## DATA PROVIDED
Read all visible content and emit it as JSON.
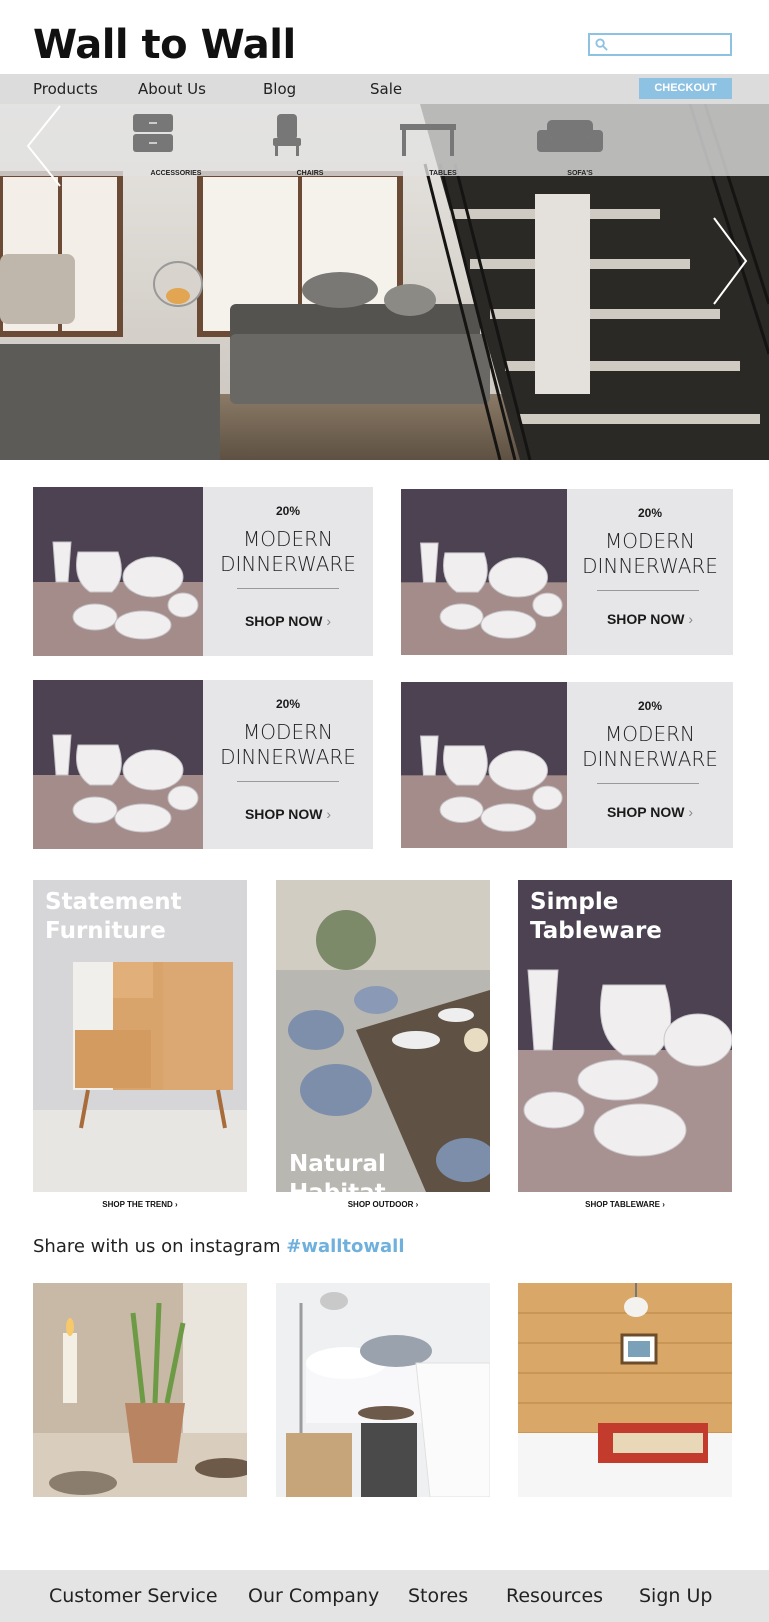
{
  "brand": {
    "name": "Wall to Wall",
    "accent": "#8ec2e3"
  },
  "search": {
    "placeholder": ""
  },
  "nav": {
    "items": [
      "Products",
      "About Us",
      "Blog",
      "Sale"
    ],
    "checkout": "CHECKOUT"
  },
  "hero": {
    "categories": [
      {
        "label": "ACCESSORIES",
        "icon": "dresser-icon"
      },
      {
        "label": "CHAIRS",
        "icon": "chair-icon"
      },
      {
        "label": "TABLES",
        "icon": "table-icon"
      },
      {
        "label": "SOFA'S",
        "icon": "sofa-icon"
      }
    ]
  },
  "promos": [
    {
      "pct": "20%",
      "line1": "MODERN",
      "line2": "DINNERWARE",
      "cta": "SHOP NOW"
    },
    {
      "pct": "20%",
      "line1": "MODERN",
      "line2": "DINNERWARE",
      "cta": "SHOP NOW"
    },
    {
      "pct": "20%",
      "line1": "MODERN",
      "line2": "DINNERWARE",
      "cta": "SHOP NOW"
    },
    {
      "pct": "20%",
      "line1": "MODERN",
      "line2": "DINNERWARE",
      "cta": "SHOP NOW"
    }
  ],
  "collections": [
    {
      "title1": "Statement",
      "title2": "Furniture",
      "link": "SHOP THE TREND"
    },
    {
      "title1": "Natural Habitat",
      "title2": "",
      "link": "SHOP OUTDOOR"
    },
    {
      "title1": "Simple",
      "title2": "Tableware",
      "link": "SHOP TABLEWARE"
    }
  ],
  "instagram": {
    "text": "Share with us on instagram",
    "tag": "#walltowall"
  },
  "footer": {
    "items": [
      "Customer Service",
      "Our Company",
      "Stores",
      "Resources",
      "Sign Up"
    ]
  }
}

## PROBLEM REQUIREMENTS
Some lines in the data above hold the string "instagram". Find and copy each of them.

## YOUR RESPONSE
  "instagram": {
    "text": "Share with us on instagram",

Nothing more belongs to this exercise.